Nutrition: Change your diet with the seasons to stay healthier

Eat orange-coloured vegetables like carrot, sweet potato or butternut squash
Jane McClenaghan

BY THIS stage in September, you are probably back into a busy weekday routine and summer days feel like an age ago.

As the nights draw in and the weather changes (again), it is a good time to get some daily habits into your day that will help support your health throughout the autumn.

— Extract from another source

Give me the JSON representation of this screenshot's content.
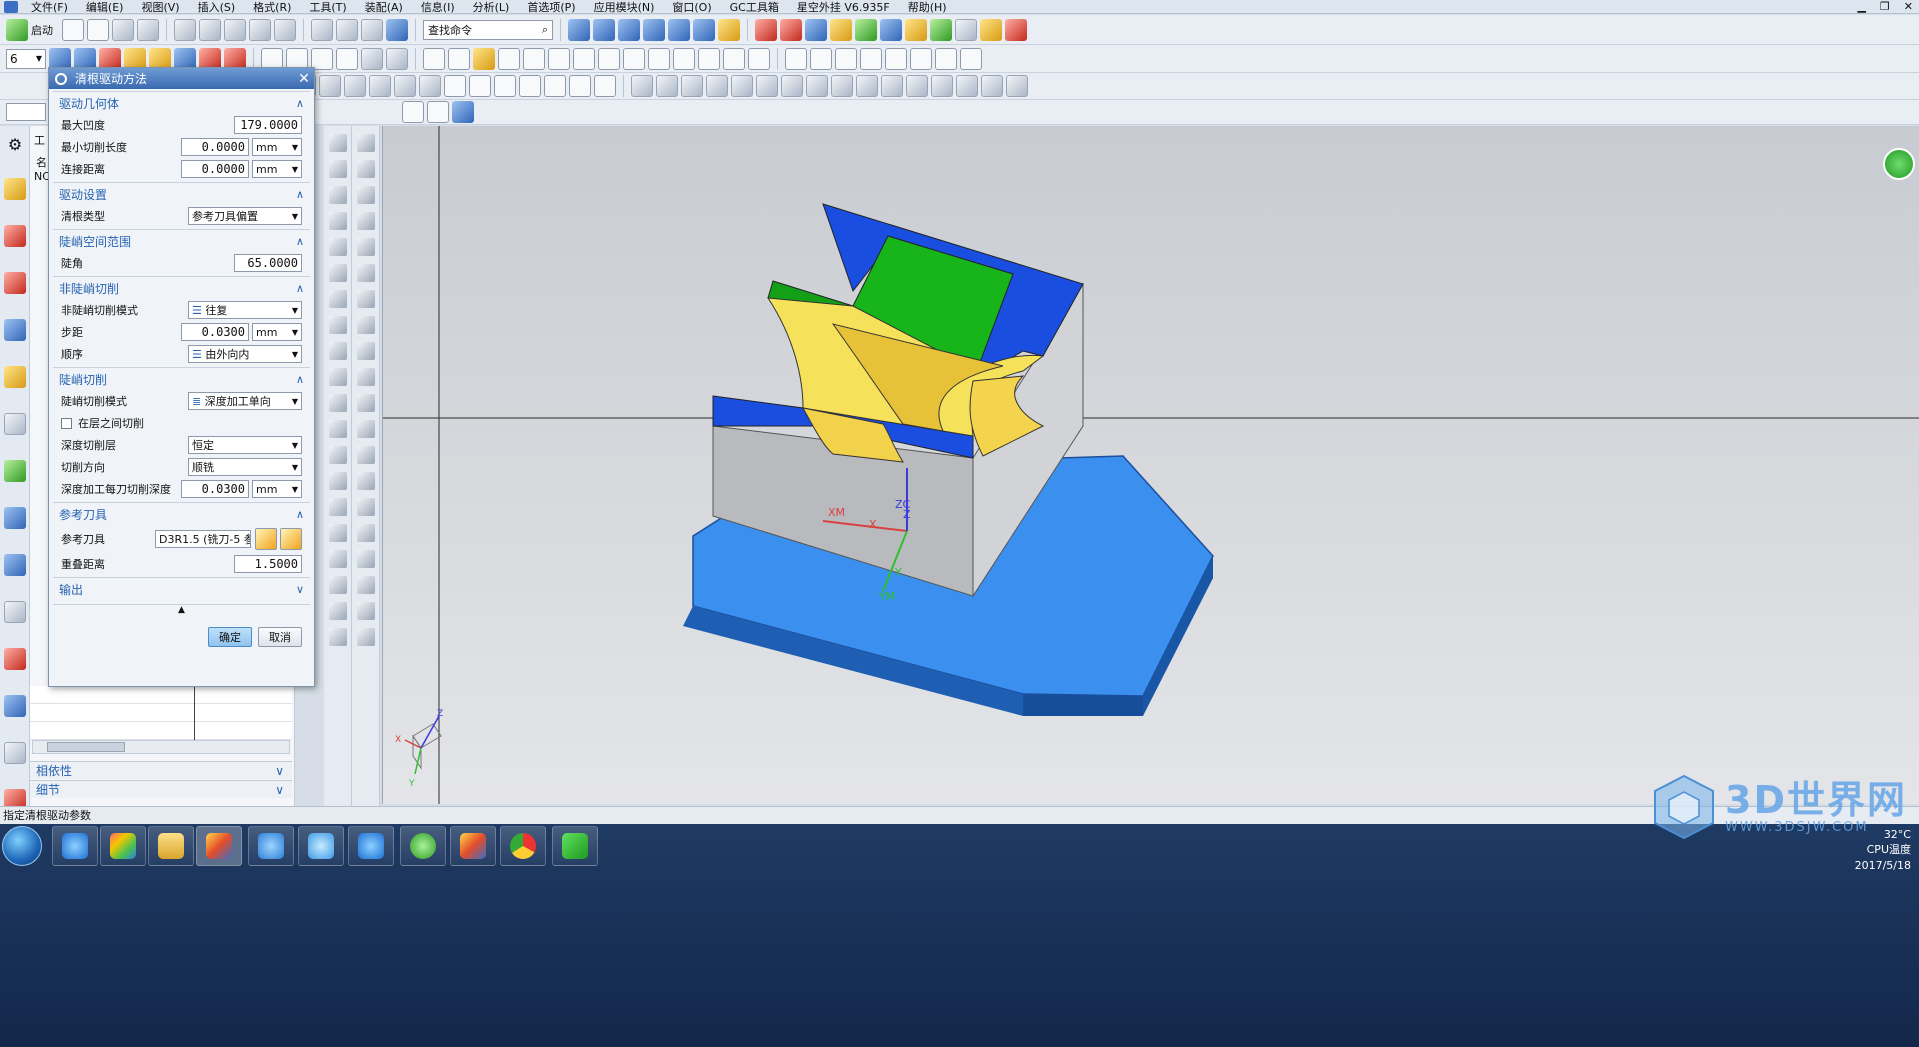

If this time of year usually hits your mood and energy levels, then make this year different. Make a list of all the things you are looking forward to in autumn and focus on the good stuff. Changing your diet with the seasons, getting the fire on, autumn walks – whatever it is, tuning into the change of season and going with it is much better for your mind and body than dreading the dark nights and wishing for better weather.


Rather than going into hibernation mode, get out there and enjoy the change of season. Most of us sit on our bums for too many hours in a day.

Lack of activity is a risk factor for many conditions and diseases, from heart disease to type 2 diabetes, so get moving.

Lack of activity is a risk factor for many conditions and diseases – so get moving

Even a short walk after eating can make a difference. It has been shown that a 10 to 30-minute walk after a meal can lower glucose levels, so what are you waiting for?


It is time to move away from lettuce, tomatoes and cucumber and embrace the autumn veggies. That’s not to say that salads are off the table. Using seasonal veg like carrots, beetroot, red onion, rocket, spinach or chard and kale make great salads. Try adding some apple or pear and make up a dressing with apple cider vinegar, wholegrain mustard and a decent olive oil.

Add a handful of toasted nuts or seeds and serve with your protein of choice for a great lunch, or serve as a side dish with dinner to optimise your nutrition at teatime.


It’s time to up the ante with ingredients to help support a healthy immune system. Garlic has anti-viral properties and is best used raw, or if you are using it in cooking, crush it, chop it and add it at the end of cooking to help maximise its immune potential.

Garlic has anti-viral properties so try to add it to your cooking

Eat an orange-coloured vegetable like carrot, sweet potato or butternut squash every day – perfect added to seasonal salads, curries, soups and other one-pot wonders.

Give your immune system a break and cut back on high sugar foods. A good place to start is your breakfast bowl. Check the label and make sure that you are not inadvertently loading up on sugar first thing in the morning. Aim for 5g or less per 100g.

Eggs are high in protein and a perfect way to start your day
Tip the balance on your plate a little more towards higher protein foods like eggs, meat, fish, nuts and seeds, pulses, feta or cottage cheese and yoghurt. Protein provides us with amino acids, required for cell renewal and a healthy immune response.


If you are feeling the cold, then get spicy with ginger, turmeric, paprika, chilli and cayenne. These spices have warming effect and are delicious in long, slow cooked dishes.

Switch to warm salads, soups or leftovers for lunch as the temperature drops.


It’s that time of year to start topping up your vitamin D levels. It is recommended that adults supplement 2000iu between October and May, but as the summer sun was so elusive, I suggest you get on it a little earlier this year. You can get your vitamin D levels tested with a simple pin-prick blood test at That way you’ll know exactly how much your body needs, and take the guesswork out of supplementation.